#### TASK INPUT
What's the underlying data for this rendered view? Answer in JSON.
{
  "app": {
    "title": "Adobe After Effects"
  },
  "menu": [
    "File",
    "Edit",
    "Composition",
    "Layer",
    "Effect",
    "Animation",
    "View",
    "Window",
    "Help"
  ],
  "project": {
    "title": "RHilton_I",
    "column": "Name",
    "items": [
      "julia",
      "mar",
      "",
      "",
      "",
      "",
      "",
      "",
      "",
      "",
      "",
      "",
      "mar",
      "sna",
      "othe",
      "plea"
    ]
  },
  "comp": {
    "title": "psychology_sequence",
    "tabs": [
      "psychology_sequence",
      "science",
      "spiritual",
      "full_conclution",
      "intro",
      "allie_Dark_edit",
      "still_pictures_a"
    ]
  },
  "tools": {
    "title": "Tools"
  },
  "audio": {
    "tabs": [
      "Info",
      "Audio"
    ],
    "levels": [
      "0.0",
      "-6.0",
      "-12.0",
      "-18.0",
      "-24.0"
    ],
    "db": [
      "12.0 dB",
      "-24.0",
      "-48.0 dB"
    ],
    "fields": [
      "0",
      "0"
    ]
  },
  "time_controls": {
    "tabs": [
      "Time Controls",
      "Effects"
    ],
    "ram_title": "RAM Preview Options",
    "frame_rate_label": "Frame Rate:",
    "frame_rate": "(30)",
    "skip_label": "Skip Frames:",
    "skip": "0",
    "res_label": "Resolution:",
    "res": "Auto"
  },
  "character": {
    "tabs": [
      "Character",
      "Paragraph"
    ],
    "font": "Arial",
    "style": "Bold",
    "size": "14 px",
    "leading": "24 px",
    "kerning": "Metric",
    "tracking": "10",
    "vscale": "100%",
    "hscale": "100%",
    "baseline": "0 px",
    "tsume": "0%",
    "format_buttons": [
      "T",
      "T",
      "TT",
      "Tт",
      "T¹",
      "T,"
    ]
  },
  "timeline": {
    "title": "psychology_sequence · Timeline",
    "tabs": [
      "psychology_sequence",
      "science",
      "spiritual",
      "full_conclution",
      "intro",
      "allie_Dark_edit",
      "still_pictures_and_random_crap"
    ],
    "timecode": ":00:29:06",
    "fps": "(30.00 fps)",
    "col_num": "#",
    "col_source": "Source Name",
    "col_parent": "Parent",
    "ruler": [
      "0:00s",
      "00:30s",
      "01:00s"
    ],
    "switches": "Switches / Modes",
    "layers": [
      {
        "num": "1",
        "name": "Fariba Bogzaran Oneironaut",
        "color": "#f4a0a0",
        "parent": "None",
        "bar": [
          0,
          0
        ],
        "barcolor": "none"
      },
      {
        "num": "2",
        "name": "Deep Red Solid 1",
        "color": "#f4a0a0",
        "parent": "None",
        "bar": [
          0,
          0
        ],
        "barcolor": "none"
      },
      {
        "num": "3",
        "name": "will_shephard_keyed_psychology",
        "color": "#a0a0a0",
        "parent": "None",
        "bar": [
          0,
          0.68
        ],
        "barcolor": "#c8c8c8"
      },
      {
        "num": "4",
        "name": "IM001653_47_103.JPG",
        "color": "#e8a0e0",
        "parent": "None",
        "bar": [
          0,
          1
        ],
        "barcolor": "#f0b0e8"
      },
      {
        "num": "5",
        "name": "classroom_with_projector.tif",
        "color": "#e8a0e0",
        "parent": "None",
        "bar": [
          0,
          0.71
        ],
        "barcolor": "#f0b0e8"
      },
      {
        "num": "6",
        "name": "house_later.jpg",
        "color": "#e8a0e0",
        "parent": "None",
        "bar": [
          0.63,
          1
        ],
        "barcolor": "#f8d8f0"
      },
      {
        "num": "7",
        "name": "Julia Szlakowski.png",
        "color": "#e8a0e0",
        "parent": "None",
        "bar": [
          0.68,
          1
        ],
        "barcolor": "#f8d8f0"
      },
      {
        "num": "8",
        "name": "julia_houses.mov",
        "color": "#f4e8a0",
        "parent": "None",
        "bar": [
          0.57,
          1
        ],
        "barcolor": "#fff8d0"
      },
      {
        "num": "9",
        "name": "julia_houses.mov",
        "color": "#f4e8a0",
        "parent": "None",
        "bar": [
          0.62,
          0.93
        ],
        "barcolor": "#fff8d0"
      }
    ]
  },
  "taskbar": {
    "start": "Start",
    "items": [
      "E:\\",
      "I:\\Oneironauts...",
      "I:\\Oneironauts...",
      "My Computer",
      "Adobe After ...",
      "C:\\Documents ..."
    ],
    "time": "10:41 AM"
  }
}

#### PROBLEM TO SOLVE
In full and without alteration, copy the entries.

#### TASK RESPONSE
What's the underlying data for this rendered view? Answer in JSON.
{
  "app": {
    "title": "Adobe After Effects"
  },
  "menu": [
    "File",
    "Edit",
    "Composition",
    "Layer",
    "Effect",
    "Animation",
    "View",
    "Window",
    "Help"
  ],
  "project": {
    "title": "RHilton_I",
    "column": "Name",
    "items": [
      "julia",
      "mar",
      "",
      "",
      "",
      "",
      "",
      "",
      "",
      "",
      "",
      "",
      "mar",
      "sna",
      "othe",
      "plea"
    ]
  },
  "comp": {
    "title": "psychology_sequence",
    "tabs": [
      "psychology_sequence",
      "science",
      "spiritual",
      "full_conclution",
      "intro",
      "allie_Dark_edit",
      "still_pictures_a"
    ]
  },
  "tools": {
    "title": "Tools"
  },
  "audio": {
    "tabs": [
      "Info",
      "Audio"
    ],
    "levels": [
      "0.0",
      "-6.0",
      "-12.0",
      "-18.0",
      "-24.0"
    ],
    "db": [
      "12.0 dB",
      "-24.0",
      "-48.0 dB"
    ],
    "fields": [
      "0",
      "0"
    ]
  },
  "time_controls": {
    "tabs": [
      "Time Controls",
      "Effects"
    ],
    "ram_title": "RAM Preview Options",
    "frame_rate_label": "Frame Rate:",
    "frame_rate": "(30)",
    "skip_label": "Skip Frames:",
    "skip": "0",
    "res_label": "Resolution:",
    "res": "Auto"
  },
  "character": {
    "tabs": [
      "Character",
      "Paragraph"
    ],
    "font": "Arial",
    "style": "Bold",
    "size": "14 px",
    "leading": "24 px",
    "kerning": "Metric",
    "tracking": "10",
    "vscale": "100%",
    "hscale": "100%",
    "baseline": "0 px",
    "tsume": "0%",
    "format_buttons": [
      "T",
      "T",
      "TT",
      "Tт",
      "T¹",
      "T,"
    ]
  },
  "timeline": {
    "title": "psychology_sequence · Timeline",
    "tabs": [
      "psychology_sequence",
      "science",
      "spiritual",
      "full_conclution",
      "intro",
      "allie_Dark_edit",
      "still_pictures_and_random_crap"
    ],
    "timecode": ":00:29:06",
    "fps": "(30.00 fps)",
    "col_num": "#",
    "col_source": "Source Name",
    "col_parent": "Parent",
    "ruler": [
      "0:00s",
      "00:30s",
      "01:00s"
    ],
    "switches": "Switches / Modes",
    "layers": [
      {
        "num": "1",
        "name": "Fariba Bogzaran Oneironaut",
        "color": "#f4a0a0",
        "parent": "None",
        "bar": [
          0,
          0
        ],
        "barcolor": "none"
      },
      {
        "num": "2",
        "name": "Deep Red Solid 1",
        "color": "#f4a0a0",
        "parent": "None",
        "bar": [
          0,
          0
        ],
        "barcolor": "none"
      },
      {
        "num": "3",
        "name": "will_shephard_keyed_psychology",
        "color": "#a0a0a0",
        "parent": "None",
        "bar": [
          0,
          0.68
        ],
        "barcolor": "#c8c8c8"
      },
      {
        "num": "4",
        "name": "IM001653_47_103.JPG",
        "color": "#e8a0e0",
        "parent": "None",
        "bar": [
          0,
          1
        ],
        "barcolor": "#f0b0e8"
      },
      {
        "num": "5",
        "name": "classroom_with_projector.tif",
        "color": "#e8a0e0",
        "parent": "None",
        "bar": [
          0,
          0.71
        ],
        "barcolor": "#f0b0e8"
      },
      {
        "num": "6",
        "name": "house_later.jpg",
        "color": "#e8a0e0",
        "parent": "None",
        "bar": [
          0.63,
          1
        ],
        "barcolor": "#f8d8f0"
      },
      {
        "num": "7",
        "name": "Julia Szlakowski.png",
        "color": "#e8a0e0",
        "parent": "None",
        "bar": [
          0.68,
          1
        ],
        "barcolor": "#f8d8f0"
      },
      {
        "num": "8",
        "name": "julia_houses.mov",
        "color": "#f4e8a0",
        "parent": "None",
        "bar": [
          0.57,
          1
        ],
        "barcolor": "#fff8d0"
      },
      {
        "num": "9",
        "name": "julia_houses.mov",
        "color": "#f4e8a0",
        "parent": "None",
        "bar": [
          0.62,
          0.93
        ],
        "barcolor": "#fff8d0"
      }
    ]
  },
  "taskbar": {
    "start": "Start",
    "items": [
      "E:\\",
      "I:\\Oneironauts...",
      "I:\\Oneironauts...",
      "My Computer",
      "Adobe After ...",
      "C:\\Documents ..."
    ],
    "time": "10:41 AM"
  }
}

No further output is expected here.